[RECORDS TO PROCESS Boundary: Start]

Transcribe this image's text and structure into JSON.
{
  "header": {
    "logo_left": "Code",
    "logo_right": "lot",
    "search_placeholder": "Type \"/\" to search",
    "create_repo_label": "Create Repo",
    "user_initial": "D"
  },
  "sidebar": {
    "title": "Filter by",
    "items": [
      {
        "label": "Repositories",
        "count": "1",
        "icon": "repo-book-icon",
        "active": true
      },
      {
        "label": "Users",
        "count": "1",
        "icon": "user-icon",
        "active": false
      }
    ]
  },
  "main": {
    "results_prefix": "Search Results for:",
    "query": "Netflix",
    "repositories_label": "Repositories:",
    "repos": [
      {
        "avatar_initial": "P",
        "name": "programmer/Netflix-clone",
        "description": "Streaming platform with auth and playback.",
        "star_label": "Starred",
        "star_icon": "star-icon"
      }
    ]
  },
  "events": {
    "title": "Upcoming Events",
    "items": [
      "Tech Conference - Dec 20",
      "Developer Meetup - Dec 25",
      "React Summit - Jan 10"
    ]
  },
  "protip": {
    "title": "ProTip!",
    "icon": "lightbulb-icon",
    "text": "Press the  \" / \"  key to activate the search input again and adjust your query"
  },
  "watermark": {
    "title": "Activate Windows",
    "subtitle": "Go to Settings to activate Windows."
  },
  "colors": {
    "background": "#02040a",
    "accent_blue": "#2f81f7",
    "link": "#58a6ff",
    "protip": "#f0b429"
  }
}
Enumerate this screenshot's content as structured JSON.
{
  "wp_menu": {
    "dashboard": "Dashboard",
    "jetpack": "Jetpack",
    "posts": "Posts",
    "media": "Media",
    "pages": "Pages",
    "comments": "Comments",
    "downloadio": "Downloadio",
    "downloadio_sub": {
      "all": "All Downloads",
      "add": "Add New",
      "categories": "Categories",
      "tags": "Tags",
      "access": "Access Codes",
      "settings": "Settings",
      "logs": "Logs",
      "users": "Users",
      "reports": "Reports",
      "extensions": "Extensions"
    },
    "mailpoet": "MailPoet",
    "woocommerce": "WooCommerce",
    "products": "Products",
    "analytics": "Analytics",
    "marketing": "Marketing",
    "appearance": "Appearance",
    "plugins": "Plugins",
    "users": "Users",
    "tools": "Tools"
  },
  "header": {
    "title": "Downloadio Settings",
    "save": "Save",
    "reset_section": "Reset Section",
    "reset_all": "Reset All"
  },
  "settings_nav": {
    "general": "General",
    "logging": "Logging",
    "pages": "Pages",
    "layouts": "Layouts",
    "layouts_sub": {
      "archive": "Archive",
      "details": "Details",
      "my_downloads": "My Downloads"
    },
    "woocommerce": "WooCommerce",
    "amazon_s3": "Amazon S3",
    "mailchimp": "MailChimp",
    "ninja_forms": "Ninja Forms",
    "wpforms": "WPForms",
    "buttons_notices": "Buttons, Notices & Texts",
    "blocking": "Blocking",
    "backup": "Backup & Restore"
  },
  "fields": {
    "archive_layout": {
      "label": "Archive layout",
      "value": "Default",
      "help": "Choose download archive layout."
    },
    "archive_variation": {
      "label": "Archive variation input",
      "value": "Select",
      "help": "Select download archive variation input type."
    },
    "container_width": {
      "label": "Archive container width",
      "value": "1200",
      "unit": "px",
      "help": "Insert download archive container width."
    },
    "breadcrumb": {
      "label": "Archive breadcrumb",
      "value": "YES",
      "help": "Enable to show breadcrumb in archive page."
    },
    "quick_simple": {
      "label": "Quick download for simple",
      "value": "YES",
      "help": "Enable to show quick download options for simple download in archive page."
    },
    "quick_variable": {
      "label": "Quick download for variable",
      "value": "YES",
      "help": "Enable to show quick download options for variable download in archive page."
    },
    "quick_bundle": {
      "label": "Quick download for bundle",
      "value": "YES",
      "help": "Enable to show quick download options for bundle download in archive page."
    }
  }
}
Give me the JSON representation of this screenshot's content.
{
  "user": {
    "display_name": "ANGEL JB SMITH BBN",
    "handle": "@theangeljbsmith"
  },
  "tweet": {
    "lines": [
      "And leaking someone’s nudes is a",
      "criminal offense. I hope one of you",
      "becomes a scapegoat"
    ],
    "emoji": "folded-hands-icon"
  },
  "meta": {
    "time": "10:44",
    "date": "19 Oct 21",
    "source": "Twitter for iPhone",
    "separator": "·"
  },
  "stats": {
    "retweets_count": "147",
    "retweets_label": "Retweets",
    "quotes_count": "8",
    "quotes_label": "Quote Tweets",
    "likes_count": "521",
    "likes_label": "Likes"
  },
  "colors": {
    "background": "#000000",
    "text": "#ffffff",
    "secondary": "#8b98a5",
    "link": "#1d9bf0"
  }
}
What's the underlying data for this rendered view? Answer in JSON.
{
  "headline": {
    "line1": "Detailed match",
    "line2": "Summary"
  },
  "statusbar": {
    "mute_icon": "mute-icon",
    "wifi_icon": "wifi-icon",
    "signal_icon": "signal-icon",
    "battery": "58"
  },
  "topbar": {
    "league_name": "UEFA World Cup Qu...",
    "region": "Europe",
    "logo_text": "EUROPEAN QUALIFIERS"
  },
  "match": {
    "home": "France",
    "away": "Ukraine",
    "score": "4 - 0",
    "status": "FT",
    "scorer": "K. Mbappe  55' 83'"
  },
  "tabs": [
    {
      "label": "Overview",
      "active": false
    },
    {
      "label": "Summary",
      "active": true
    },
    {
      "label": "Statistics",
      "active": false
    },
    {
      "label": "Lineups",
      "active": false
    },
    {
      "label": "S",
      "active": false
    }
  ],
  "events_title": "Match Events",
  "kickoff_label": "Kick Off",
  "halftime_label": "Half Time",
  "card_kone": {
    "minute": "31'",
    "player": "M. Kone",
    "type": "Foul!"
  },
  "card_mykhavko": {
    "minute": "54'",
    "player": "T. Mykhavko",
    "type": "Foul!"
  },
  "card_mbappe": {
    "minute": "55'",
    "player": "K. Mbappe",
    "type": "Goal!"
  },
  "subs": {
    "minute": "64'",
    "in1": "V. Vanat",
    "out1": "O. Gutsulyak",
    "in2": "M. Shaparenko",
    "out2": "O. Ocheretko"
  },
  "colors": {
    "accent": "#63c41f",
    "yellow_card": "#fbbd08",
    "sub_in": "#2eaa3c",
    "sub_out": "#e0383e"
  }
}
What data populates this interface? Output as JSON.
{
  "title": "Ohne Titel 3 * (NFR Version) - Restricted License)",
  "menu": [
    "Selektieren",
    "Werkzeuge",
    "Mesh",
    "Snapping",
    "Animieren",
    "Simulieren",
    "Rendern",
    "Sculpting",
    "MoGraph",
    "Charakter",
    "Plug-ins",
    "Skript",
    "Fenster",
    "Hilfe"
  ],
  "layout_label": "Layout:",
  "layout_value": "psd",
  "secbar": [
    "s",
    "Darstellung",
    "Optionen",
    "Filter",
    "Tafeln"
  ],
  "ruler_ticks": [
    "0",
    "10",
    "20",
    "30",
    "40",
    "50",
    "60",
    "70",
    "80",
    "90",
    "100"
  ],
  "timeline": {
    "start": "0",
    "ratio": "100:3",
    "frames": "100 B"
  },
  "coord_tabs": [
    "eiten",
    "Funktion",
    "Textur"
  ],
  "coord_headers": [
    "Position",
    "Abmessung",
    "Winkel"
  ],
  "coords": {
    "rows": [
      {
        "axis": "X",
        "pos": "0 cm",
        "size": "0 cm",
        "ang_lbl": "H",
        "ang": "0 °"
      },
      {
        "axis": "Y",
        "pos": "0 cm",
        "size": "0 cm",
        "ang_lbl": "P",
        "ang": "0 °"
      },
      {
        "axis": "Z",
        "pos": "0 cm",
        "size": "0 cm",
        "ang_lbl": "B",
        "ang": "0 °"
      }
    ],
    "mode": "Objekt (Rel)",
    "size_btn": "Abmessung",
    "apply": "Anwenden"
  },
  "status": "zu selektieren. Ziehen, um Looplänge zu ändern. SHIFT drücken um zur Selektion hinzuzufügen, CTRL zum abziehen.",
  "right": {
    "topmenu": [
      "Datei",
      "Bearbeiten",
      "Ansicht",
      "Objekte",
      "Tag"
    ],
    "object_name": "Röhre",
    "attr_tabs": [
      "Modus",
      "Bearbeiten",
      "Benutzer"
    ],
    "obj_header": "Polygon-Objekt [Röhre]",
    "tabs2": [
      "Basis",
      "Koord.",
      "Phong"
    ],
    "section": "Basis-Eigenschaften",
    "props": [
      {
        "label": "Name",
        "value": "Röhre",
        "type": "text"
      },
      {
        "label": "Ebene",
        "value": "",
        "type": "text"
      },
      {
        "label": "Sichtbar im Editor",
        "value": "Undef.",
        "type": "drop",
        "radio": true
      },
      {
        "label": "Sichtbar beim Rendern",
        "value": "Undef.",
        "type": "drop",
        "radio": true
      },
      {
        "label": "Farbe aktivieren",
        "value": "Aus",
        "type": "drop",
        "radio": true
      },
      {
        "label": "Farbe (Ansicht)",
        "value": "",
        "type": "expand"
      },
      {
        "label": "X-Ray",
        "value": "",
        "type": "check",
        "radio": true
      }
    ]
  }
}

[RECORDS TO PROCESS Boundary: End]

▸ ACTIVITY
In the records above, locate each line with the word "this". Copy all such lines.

▸ THE ANSWER
Transcribe this image's text and structure into JSON.
Enumerate this screenshot's content as structured JSON.
Give me the JSON representation of this screenshot's content.
What's the underlying data for this rendered view? Answer in JSON.
What data populates this interface? Output as JSON.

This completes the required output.